There are certain rules that you can’t find in books. They are often referred to as unwritten rules. Baseball has a lot of them for some reason. But, we’re not talking about baseball ones today. The unwritten rule we’re talking about simple. Following it can propel your career or standing among peers. Not following it can reveal your character and bring much of what you work for to a crashing halt.
“If someone takes time out of their schedule to write something to you, your team, group, etc., you need to respond to them.”

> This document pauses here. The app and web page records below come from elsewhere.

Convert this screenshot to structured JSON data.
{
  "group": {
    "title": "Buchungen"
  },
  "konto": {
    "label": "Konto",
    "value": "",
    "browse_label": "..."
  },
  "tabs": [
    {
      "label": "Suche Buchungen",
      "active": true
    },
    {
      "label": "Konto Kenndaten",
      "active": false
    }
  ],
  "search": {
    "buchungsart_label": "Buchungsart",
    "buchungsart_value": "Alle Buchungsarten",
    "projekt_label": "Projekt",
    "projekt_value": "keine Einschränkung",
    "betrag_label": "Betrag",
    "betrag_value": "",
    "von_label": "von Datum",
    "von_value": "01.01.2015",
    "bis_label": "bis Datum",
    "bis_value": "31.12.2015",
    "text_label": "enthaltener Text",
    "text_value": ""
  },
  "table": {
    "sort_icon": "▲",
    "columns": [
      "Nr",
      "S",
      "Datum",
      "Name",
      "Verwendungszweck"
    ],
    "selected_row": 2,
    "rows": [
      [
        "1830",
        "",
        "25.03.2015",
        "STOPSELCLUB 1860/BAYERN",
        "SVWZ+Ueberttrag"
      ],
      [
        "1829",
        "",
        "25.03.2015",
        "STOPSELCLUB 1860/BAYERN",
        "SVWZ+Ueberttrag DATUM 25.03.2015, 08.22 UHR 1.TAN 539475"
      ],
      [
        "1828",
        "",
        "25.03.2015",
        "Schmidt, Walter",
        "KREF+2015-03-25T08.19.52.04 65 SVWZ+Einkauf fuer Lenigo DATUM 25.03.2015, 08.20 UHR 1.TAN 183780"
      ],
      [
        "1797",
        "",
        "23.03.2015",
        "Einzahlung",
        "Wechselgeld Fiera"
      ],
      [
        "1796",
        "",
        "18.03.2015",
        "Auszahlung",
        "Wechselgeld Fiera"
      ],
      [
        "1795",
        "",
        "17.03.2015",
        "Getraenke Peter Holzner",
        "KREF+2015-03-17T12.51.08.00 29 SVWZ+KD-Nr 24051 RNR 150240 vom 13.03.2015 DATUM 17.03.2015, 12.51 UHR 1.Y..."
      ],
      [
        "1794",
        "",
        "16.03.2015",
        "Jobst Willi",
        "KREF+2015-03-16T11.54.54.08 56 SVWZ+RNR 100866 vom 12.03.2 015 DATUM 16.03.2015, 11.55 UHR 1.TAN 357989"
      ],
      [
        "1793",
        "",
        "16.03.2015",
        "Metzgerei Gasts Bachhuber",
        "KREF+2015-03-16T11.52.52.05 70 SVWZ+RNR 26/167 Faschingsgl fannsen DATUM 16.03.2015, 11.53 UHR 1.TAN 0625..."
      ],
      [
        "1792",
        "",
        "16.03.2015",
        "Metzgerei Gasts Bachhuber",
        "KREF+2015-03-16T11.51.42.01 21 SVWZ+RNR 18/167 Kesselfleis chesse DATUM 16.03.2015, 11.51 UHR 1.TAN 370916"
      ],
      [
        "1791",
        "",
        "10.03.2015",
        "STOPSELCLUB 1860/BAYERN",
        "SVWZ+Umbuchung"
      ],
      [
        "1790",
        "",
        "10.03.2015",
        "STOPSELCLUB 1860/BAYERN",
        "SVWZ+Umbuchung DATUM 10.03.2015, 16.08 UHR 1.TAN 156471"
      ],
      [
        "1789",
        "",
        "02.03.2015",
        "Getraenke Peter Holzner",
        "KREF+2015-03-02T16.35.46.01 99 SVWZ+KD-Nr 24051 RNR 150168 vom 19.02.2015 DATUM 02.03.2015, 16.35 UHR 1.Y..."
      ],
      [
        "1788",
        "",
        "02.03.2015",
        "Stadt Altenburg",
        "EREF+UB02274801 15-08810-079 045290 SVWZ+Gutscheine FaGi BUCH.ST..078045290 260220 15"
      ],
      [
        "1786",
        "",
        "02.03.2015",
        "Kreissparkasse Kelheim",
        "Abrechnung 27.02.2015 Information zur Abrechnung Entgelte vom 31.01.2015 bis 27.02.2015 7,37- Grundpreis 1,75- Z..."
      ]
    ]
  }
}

Even if you don’t write more than “thank you” and the person’s name, a response goes a long way. And, I can guarantee you the person remembers who responds regularly and who never does. I’ve been reminded of responses years after they occurred. I also know people who lost good standing by not responding. Its not petty, its courtesy and sign of a trustworthy, appreciative, humble teammate.
Additionally, don’t think because the person writing is not on your team or your title level that you can ignore it. That goes to another unwritten rule: “Treat every single person the same because you never know who they are.” If someone says “hello,” you say “hello” back. Tell people “good-bye.” Smile and say pleasantries.
This is what common courtesy is.
Now, how does it translate to social engagement on social media. It is the very definition of “social.” Without engagement, there is nothing social about it. If someone takes the time to comment on a post, you need to give them the courtesy of a response back. That is what social engagement is.
Diving a little deeper, it is baffling to read people posting that they lost followers and can’t understand why. Yet know they do nothing but post or complain, and seldom engage with their contacts. Why should someone continue to follow you if you don’t reciprocate the engagement? How would you feel if you made several comments and they went unrecognized? I know I would feel slighted.
Think of it this way. If someone asks you a question during a meeting or congratulates you after a race are you not going to respond? Of course you will respond. So why should it be any different digitally? Especially when we are living in a digital era.
In the same vein, take time to read what people post in their captions instead of just double-tapping for a like. You’ll be surprised what you are “liking,” as sometimes the photo doesn’t match what is written. I’ve made this mistake a couple times, and have corrected it. Also when someone has a thoughtful caption or a question in there, I try to respond.
Common courtesy, decency, and respect go a long way. And, you never know how far a simple comment or thank you can take you.